Moving forward we’re going to be re-focusing Build Your Own Browser as a customization framework, and will be shutting the current website down at the end of this month. The product will live on, but future versions will be the engine that creates customized versions of Firefox behind other web applications instead of web application in its own right.
Customized versions of Firefox that have passed review will continue to be available through 20:00 Eastern on June 30th 2012, after which the site will be closed and all account and build information deleted. If you’ve been using Build Your Own Browser to create customized builds for your organization, we recommend that you join the Enterprise Working Group mailing list, where browser customization for organizations is discussed at length.
We’d like to take this opportunity to thank everyone who’s used Build Your Own Browser over the past two years.

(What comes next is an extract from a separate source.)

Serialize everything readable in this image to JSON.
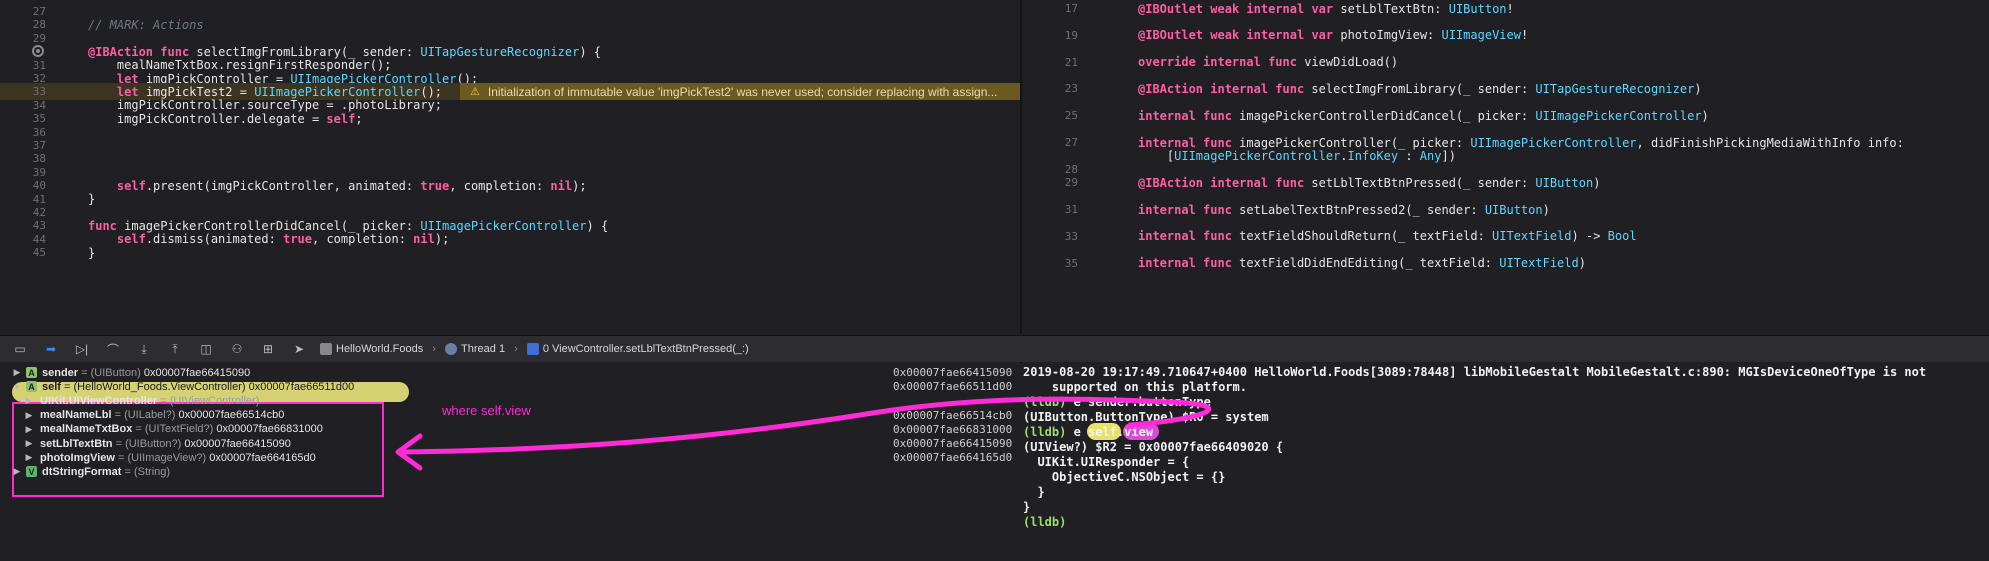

It’s been a great learning experience, and we hope to take what we’ve learned with Build Your Own Browser and use it to power newer, easier-to-use customization applications in the near future.
deadsquid.com turns 14 this month, and there are some changes afoot. I’ve been running a bunch of ISP-ish services – everything from dialup access to mail and web hosting – since 1995, and am tired of it. I like having my own server to do my own thing, and have been happy to help friends and family out by hosting their content, but the services I offer aren’t comparable to what can be had commercially at a very (very!) reasonable cost. So, to that end, I’m shuttering the dedicated server everything runs off of by the end of April.
Thanks to everyone who has used deadsquid.com over the years to vent about Ingenia, keep in touch with friends, play Expert CTF, check your mail, and post your thoughts and photos. I’ve enjoyed it, but I’m not paying anywhere near as much attention to it as I should, and it’s hard to justify the $1200-1500/year it costs to maintain. If you have a website still hosted here, I’ll be in touch shortly, and will help however I can to move it over to a provider who will take much better care of you.
Just a quick note that the Mozilla Firefox Extended Support Release (ESR) is now available. The ESR is based on Mozilla Firefox 10, and is intended to be used by organizations that deploy Firefox in a managed desktop environment. You can read more about the Windows, Mac, and Linux installers from the Mozilla website, and additional information can be found in the Firefox ESR FAQ. Organizations who use the Firefox ESR are also strongly encouraged to join the Mozilla Enterprise User Working Group; a discussion group focused on sharing information related to Firefox deployments.